What is needed:
Retype every line of the records exactly.

::::

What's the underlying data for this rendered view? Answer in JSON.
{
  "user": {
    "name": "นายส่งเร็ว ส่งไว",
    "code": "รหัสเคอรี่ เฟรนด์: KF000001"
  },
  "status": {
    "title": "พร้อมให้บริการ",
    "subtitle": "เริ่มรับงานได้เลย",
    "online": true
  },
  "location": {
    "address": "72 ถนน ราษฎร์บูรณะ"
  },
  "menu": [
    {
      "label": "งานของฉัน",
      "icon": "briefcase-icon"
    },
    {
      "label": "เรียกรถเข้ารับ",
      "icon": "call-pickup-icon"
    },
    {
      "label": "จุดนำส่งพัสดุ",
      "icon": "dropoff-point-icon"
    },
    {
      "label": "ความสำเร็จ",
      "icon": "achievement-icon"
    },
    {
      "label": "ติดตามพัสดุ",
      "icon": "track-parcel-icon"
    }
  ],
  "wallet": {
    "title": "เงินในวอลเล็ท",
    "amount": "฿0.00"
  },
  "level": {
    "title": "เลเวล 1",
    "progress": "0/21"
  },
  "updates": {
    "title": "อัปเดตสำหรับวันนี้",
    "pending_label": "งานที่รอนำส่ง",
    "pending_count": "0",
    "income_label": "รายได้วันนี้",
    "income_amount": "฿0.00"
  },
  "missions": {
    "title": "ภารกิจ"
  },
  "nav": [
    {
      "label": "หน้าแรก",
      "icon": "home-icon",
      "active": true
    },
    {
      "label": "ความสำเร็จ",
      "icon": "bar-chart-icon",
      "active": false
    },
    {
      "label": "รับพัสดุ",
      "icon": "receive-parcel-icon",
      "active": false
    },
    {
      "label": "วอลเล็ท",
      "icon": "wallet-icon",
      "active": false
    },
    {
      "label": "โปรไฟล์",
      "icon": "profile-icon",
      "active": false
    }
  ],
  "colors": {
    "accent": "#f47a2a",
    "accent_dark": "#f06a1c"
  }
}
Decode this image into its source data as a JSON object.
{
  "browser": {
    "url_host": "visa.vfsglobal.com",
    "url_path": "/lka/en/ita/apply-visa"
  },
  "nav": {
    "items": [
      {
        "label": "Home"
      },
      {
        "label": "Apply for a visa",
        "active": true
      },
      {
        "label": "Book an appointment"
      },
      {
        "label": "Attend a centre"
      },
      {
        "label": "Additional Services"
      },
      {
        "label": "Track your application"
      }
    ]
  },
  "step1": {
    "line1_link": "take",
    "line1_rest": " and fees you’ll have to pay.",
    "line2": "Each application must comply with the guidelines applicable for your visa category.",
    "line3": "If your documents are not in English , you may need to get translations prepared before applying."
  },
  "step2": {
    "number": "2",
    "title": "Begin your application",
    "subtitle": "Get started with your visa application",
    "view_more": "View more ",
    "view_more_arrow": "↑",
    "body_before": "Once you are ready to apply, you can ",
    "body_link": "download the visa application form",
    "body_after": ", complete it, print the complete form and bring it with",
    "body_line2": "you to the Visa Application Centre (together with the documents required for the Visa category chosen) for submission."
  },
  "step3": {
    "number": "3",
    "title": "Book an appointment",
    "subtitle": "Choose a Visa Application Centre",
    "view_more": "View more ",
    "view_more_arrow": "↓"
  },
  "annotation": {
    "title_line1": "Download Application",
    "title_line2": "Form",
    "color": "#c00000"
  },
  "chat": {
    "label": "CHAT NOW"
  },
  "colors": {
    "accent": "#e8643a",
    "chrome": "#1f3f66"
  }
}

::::

Result of this task:
What's the underlying data for this rendered view? Answer in JSON.
{
  "user": {
    "name": "นายส่งเร็ว ส่งไว",
    "code": "รหัสเคอรี่ เฟรนด์: KF000001"
  },
  "status": {
    "title": "พร้อมให้บริการ",
    "subtitle": "เริ่มรับงานได้เลย",
    "online": true
  },
  "location": {
    "address": "72 ถนน ราษฎร์บูรณะ"
  },
  "menu": [
    {
      "label": "งานของฉัน",
      "icon": "briefcase-icon"
    },
    {
      "label": "เรียกรถเข้ารับ",
      "icon": "call-pickup-icon"
    },
    {
      "label": "จุดนำส่งพัสดุ",
      "icon": "dropoff-point-icon"
    },
    {
      "label": "ความสำเร็จ",
      "icon": "achievement-icon"
    },
    {
      "label": "ติดตามพัสดุ",
      "icon": "track-parcel-icon"
    }
  ],
  "wallet": {
    "title": "เงินในวอลเล็ท",
    "amount": "฿0.00"
  },
  "level": {
    "title": "เลเวล 1",
    "progress": "0/21"
  },
  "updates": {
    "title": "อัปเดตสำหรับวันนี้",
    "pending_label": "งานที่รอนำส่ง",
    "pending_count": "0",
    "income_label": "รายได้วันนี้",
    "income_amount": "฿0.00"
  },
  "missions": {
    "title": "ภารกิจ"
  },
  "nav": [
    {
      "label": "หน้าแรก",
      "icon": "home-icon",
      "active": true
    },
    {
      "label": "ความสำเร็จ",
      "icon": "bar-chart-icon",
      "active": false
    },
    {
      "label": "รับพัสดุ",
      "icon": "receive-parcel-icon",
      "active": false
    },
    {
      "label": "วอลเล็ท",
      "icon": "wallet-icon",
      "active": false
    },
    {
      "label": "โปรไฟล์",
      "icon": "profile-icon",
      "active": false
    }
  ],
  "colors": {
    "accent": "#f47a2a",
    "accent_dark": "#f06a1c"
  }
}
Decode this image into its source data as a JSON object.
{
  "browser": {
    "url_host": "visa.vfsglobal.com",
    "url_path": "/lka/en/ita/apply-visa"
  },
  "nav": {
    "items": [
      {
        "label": "Home"
      },
      {
        "label": "Apply for a visa",
        "active": true
      },
      {
        "label": "Book an appointment"
      },
      {
        "label": "Attend a centre"
      },
      {
        "label": "Additional Services"
      },
      {
        "label": "Track your application"
      }
    ]
  },
  "step1": {
    "line1_link": "take",
    "line1_rest": " and fees you’ll have to pay.",
    "line2": "Each application must comply with the guidelines applicable for your visa category.",
    "line3": "If your documents are not in English , you may need to get translations prepared before applying."
  },
  "step2": {
    "number": "2",
    "title": "Begin your application",
    "subtitle": "Get started with your visa application",
    "view_more": "View more ",
    "view_more_arrow": "↑",
    "body_before": "Once you are ready to apply, you can ",
    "body_link": "download the visa application form",
    "body_after": ", complete it, print the complete form and bring it with",
    "body_line2": "you to the Visa Application Centre (together with the documents required for the Visa category chosen) for submission."
  },
  "step3": {
    "number": "3",
    "title": "Book an appointment",
    "subtitle": "Choose a Visa Application Centre",
    "view_more": "View more ",
    "view_more_arrow": "↓"
  },
  "annotation": {
    "title_line1": "Download Application",
    "title_line2": "Form",
    "color": "#c00000"
  },
  "chat": {
    "label": "CHAT NOW"
  },
  "colors": {
    "accent": "#e8643a",
    "chrome": "#1f3f66"
  }
}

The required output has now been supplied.